Conley Ford is at a crossroads of his life at 13, one of 16 children and living an impoverished life in Tennessee with a domineering and abusive father. Known as Connie, he is lost, but grounded in his reality that he can no longer cope. He is well-liked at school, but his father removes the one thing he loved to do there: football.
He makes bad choices, gets arrested, then impulsively chooses to run away from home. He hitchhikes to New Orleans, where he establishes a life for himself by finding a job and a place to live. Looking more 17 than his real age, he is resilient, powered by a work ethic that comes from a life of constant chores and farm work.
Connie gives school and his family more chances, but breaks out on his own again and again. He may not see himself as academic, but he is a study in maturity beyond his years—most of the time.
The final crossroads of his teenage years takes him to a place I did not see coming, but no spoiler here.
In 1971, eleven years after graduating high school, Conley meets Mary and they marry. In 2021, she publishes his story, Boy at the Crossroads: From Teenage Runaway to Class President, saying parts are fictionalized.

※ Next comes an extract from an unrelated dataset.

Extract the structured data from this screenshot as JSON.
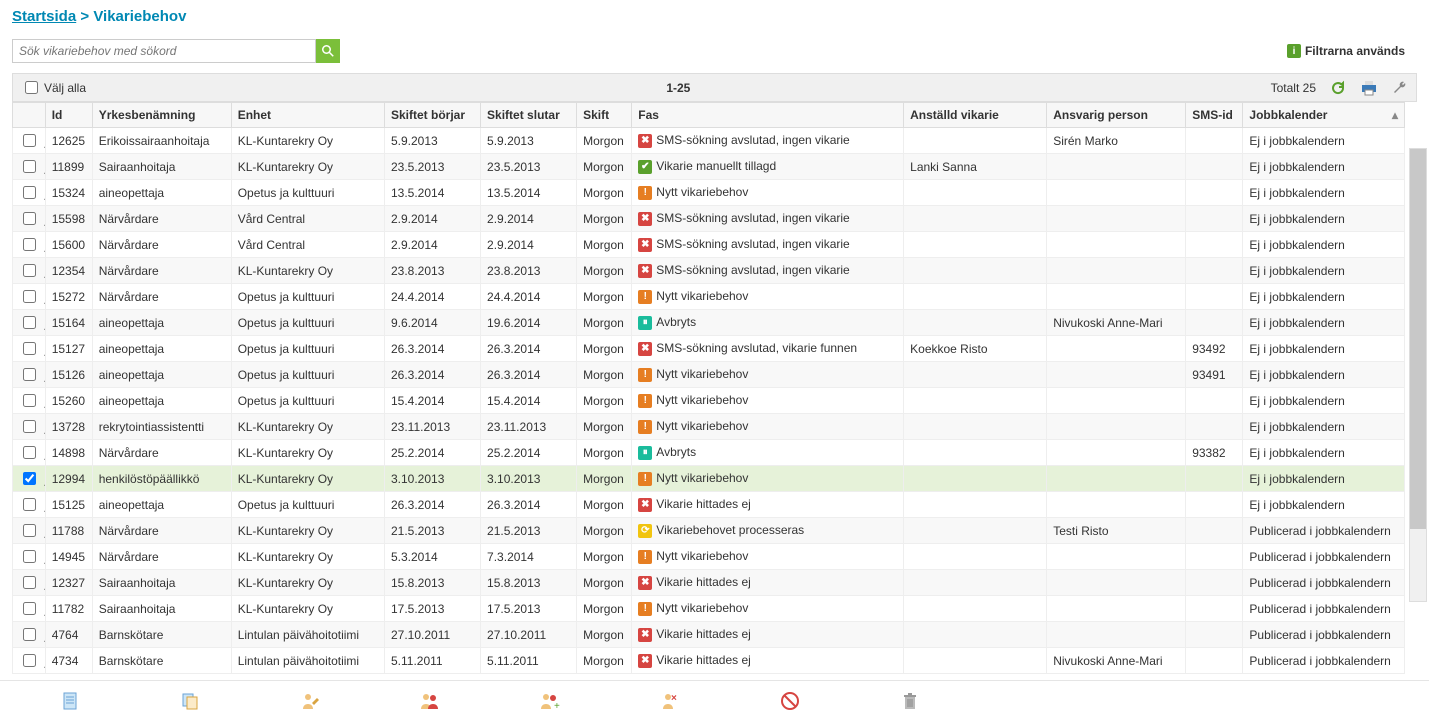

Coming-of-age stories are popular and this is one of the best I have read. Perhaps we are drawn to such stories because we all go through times when coping with the changes of childhood is difficult and the onset of adulthood is intimidating.
Mary Ford’s writing is wonderful and she creates an endearing character who tells his entertaining story. This is her first novel (based on her husband’s true story) after retiring as a journalist.